EXERCISE PROMPT
Collect every line of the records below that contains the word "pattern".

═════ THE DATA

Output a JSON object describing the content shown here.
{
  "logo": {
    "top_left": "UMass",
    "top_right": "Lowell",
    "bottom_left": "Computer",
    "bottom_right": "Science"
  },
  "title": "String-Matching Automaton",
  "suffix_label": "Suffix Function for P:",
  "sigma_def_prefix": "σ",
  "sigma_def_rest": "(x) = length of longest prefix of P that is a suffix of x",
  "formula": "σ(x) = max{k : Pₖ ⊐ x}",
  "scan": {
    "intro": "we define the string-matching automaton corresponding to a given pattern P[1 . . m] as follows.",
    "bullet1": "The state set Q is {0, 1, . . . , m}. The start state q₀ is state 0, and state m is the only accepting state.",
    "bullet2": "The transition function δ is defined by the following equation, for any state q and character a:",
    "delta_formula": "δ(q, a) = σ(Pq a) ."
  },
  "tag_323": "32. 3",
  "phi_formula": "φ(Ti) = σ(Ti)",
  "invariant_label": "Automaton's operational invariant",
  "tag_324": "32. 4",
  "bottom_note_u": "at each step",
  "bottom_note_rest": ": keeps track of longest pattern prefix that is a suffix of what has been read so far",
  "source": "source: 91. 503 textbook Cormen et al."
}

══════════

SOLVED EXERCISE
    "intro": "we define the string-matching automaton corresponding to a given pattern P[1 . . m] as follows.",
  "bottom_note_rest": ": keeps track of longest pattern prefix that is a suffix of what has been read so far",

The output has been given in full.